Metal, Microscopes & Mountains of Pottery
Having eased our volunteers into the project with nice materials like ceramic, glass and stone, for their third week, we gave them RUST! Yep it was time for the metals.
Now, the truth is, when working with metallic objects you never really know what state they’re going to be in. There’s a lot of pieces of iron that are heavily corroded, but that being said, there’s a lot of nice pieces too, such as one of the star objects of the week, this Saxon knife blade with copper inlay decoration:
Copper artefacts are also a mixed bag, but between the many uninteresting pins and “unidentified fragments” we have some beauties. The opening photo of a belt fitting found by the Tower of London Postern Gate (links to online catalogue) was one such find. It is thought to depict St George towering over the slayed dragon but just to make sure, Tuesday’s team examined it under a microscope to get a better look.
To make the days a little varied, each afternoon we worked on pottery from Seal House (links to online catalogue). This will be one of the big sites we’ll be tackling over the course of the project with 235 boxes to check and organise.

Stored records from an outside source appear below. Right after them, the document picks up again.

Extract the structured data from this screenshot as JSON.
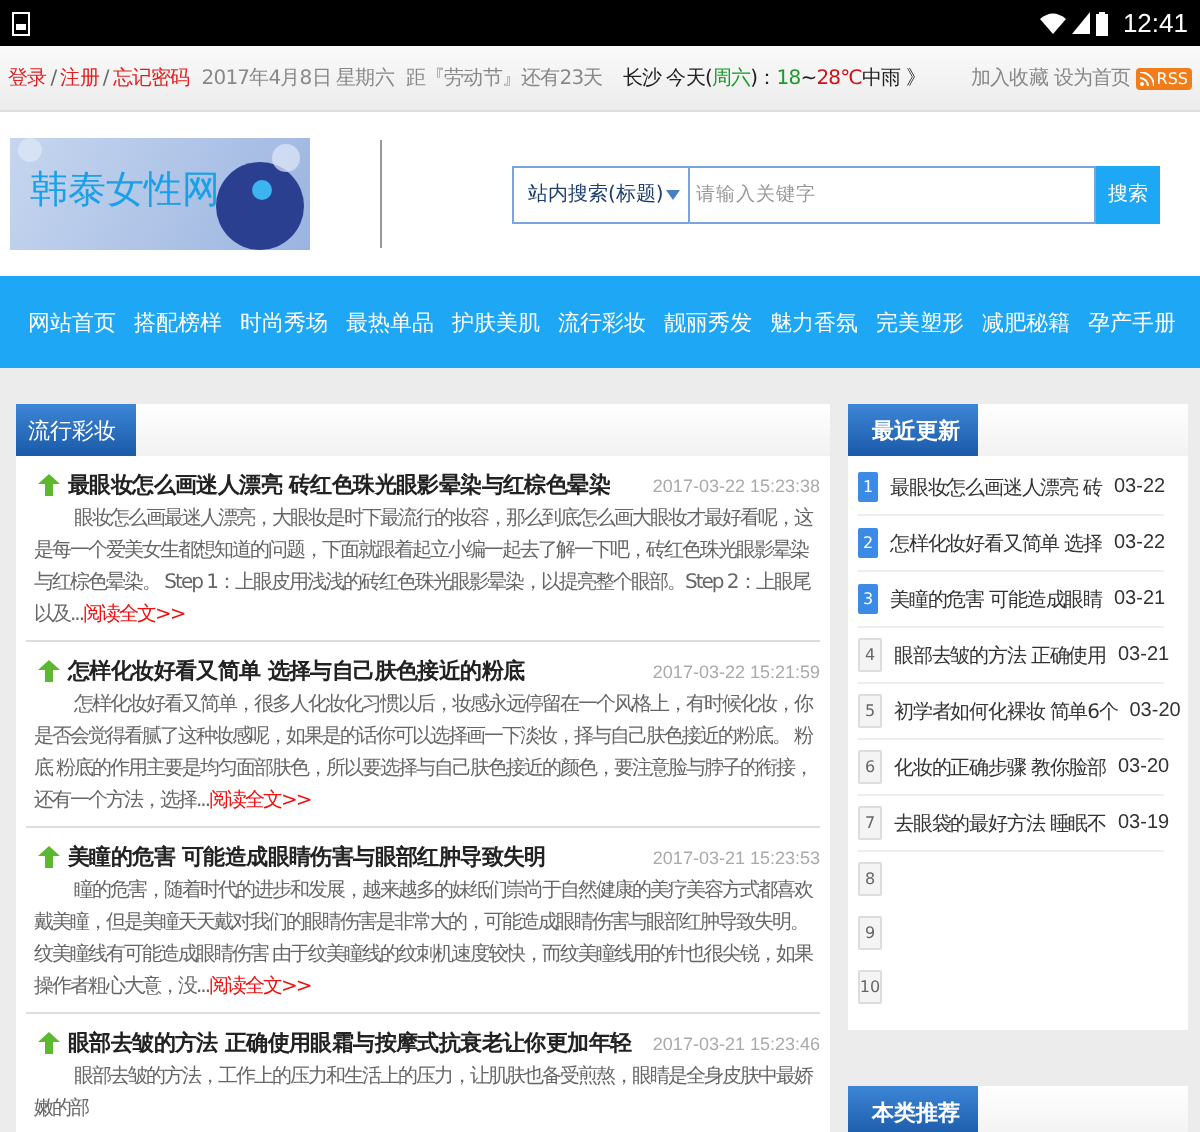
{
  "status_bar": {
    "time": "12:41"
  },
  "top_bar": {
    "account_links": [
      "登录",
      "注册",
      "忘记密码"
    ],
    "separator": "/",
    "date": "2017年4月8日 星期六",
    "countdown": "距『劳动节』还有23天",
    "weather": [
      {
        "text": "长沙  今天(",
        "color": "#222222"
      },
      {
        "text": "周六",
        "color": "#1a9a2a"
      },
      {
        "text": ")：",
        "color": "#222222"
      },
      {
        "text": "18",
        "color": "#1a9a2a"
      },
      {
        "text": "~",
        "color": "#222222"
      },
      {
        "text": "28℃",
        "color": "#d01010"
      },
      {
        "text": "中雨 》",
        "color": "#222222"
      }
    ],
    "links": [
      "加入收藏",
      "设为首页"
    ],
    "rss": "RSS"
  },
  "header": {
    "logo_text": "韩泰女性网",
    "search_scope": "站内搜索(标题)",
    "search": {
      "placeholder": "请输入关键字"
    },
    "search_button": "搜索"
  },
  "nav": [
    "网站首页",
    "搭配榜样",
    "时尚秀场",
    "最热单品",
    "护肤美肌",
    "流行彩妆",
    "靓丽秀发",
    "魅力香氛",
    "完美塑形",
    "减肥秘籍",
    "孕产手册"
  ],
  "main": {
    "title": "流行彩妆",
    "articles": [
      {
        "title": "最眼妆怎么画迷人漂亮 砖红色珠光眼影晕染与红棕色晕染",
        "date": "2017-03-22 15:23:38",
        "summary": "眼妆怎么画最迷人漂亮，大眼妆是时下最流行的妆容，那么到底怎么画大眼妆才最好看呢，这是每一个爱美女生都想知道的问题，下面就跟着起立小编一起去了解一下吧，砖红色珠光眼影晕染与红棕色晕染。 Step 1：上眼皮用浅浅的砖红色珠光眼影晕染，以提亮整个眼部。Step 2：上眼尾以及...",
        "more": "阅读全文>>"
      },
      {
        "title": "怎样化妆好看又简单 选择与自己肤色接近的粉底",
        "date": "2017-03-22 15:21:59",
        "summary": "怎样化妆好看又简单，很多人化妆化习惯以后，妆感永远停留在一个风格上，有时候化妆，你是否会觉得看腻了这种妆感呢，如果是的话你可以选择画一下淡妆，择与自己肤色接近的粉底。 粉底 粉底的作用主要是均匀面部肤色，所以要选择与自己肤色接近的颜色，要注意脸与脖子的衔接，还有一个方法，选择...",
        "more": "阅读全文>>"
      },
      {
        "title": "美瞳的危害 可能造成眼睛伤害与眼部红肿导致失明",
        "date": "2017-03-21 15:23:53",
        "summary": "瞳的危害，随着时代的进步和发展，越来越多的妹纸们崇尚于自然健康的美疗美容方式都喜欢戴美瞳，但是美瞳天天戴对我们的眼睛伤害是非常大的，可能造成眼睛伤害与眼部红肿导致失明。纹美瞳线有可能造成眼睛伤害 由于纹美瞳线的纹刺机速度较快，而纹美瞳线用的针也很尖锐，如果操作者粗心大意，没...",
        "more": "阅读全文>>"
      },
      {
        "title": "眼部去皱的方法 正确使用眼霜与按摩式抗衰老让你更加年轻",
        "date": "2017-03-21 15:23:46",
        "summary": "眼部去皱的方法，工作上的压力和生活上的压力，让肌肤也备受煎熬，眼睛是全身皮肤中最娇嫩的部"
      }
    ]
  },
  "recent": {
    "title": "最近更新",
    "items": [
      {
        "num": "1",
        "highlighted": true,
        "title": "最眼妆怎么画迷人漂亮 砖",
        "date": "03-22"
      },
      {
        "num": "2",
        "highlighted": true,
        "title": "怎样化妆好看又简单 选择",
        "date": "03-22"
      },
      {
        "num": "3",
        "highlighted": true,
        "title": "美瞳的危害 可能造成眼睛",
        "date": "03-21"
      },
      {
        "num": "4",
        "highlighted": false,
        "title": "眼部去皱的方法 正确使用",
        "date": "03-21"
      },
      {
        "num": "5",
        "highlighted": false,
        "title": "初学者如何化裸妆 简单6个",
        "date": "03-20"
      },
      {
        "num": "6",
        "highlighted": false,
        "title": "化妆的正确步骤 教你脸部",
        "date": "03-20"
      },
      {
        "num": "7",
        "highlighted": false,
        "title": "去眼袋的最好方法 睡眠不",
        "date": "03-19"
      },
      {
        "num": "8",
        "highlighted": false
      },
      {
        "num": "9",
        "highlighted": false
      },
      {
        "num": "10",
        "highlighted": false
      }
    ]
  },
  "recommend": {
    "title": "本类推荐"
  }
}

Wednesday’s family groups started on the animal bone from the site before identifying paw prints on roman tiles and then making their own.

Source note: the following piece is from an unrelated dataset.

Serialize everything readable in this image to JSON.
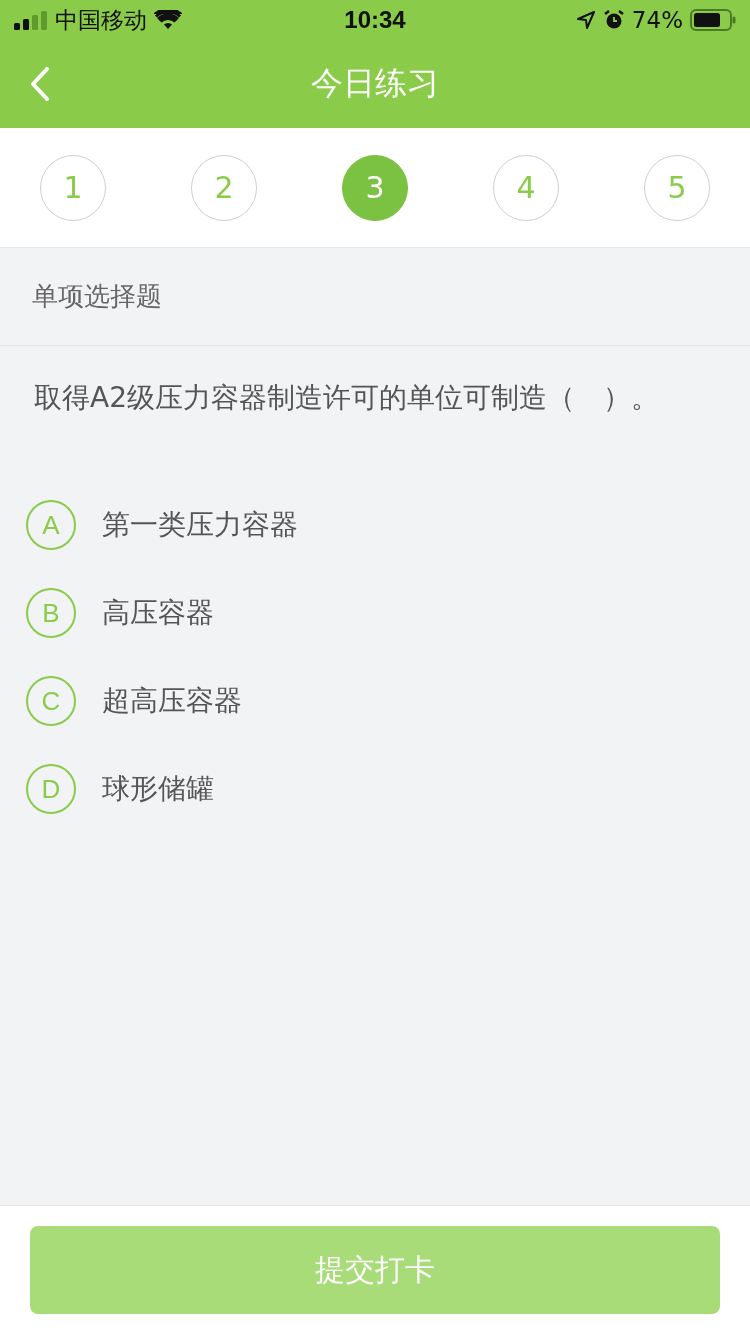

It was real good fun as you kind of get the impression from by this week’s photo of the week:
In the afternoon the University of the 3rd Age focused on leather artefacts, having had a talk on leather by curator Jackie Keily.

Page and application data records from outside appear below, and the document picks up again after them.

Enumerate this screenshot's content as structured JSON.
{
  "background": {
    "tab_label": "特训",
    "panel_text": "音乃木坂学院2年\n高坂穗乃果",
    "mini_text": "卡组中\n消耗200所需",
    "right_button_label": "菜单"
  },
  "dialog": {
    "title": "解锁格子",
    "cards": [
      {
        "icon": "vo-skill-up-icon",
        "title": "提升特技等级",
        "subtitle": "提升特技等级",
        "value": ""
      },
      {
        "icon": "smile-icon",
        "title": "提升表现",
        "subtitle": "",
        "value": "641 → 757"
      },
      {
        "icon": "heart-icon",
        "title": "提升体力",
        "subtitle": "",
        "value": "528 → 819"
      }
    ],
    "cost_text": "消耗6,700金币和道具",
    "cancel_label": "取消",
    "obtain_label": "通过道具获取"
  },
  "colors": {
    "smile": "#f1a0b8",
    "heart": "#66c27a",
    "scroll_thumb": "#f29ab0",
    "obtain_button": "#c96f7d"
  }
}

And finally, our workshop this week was all about building material; bricks, tiles, mosaics, painted wall plaster and stonework all included.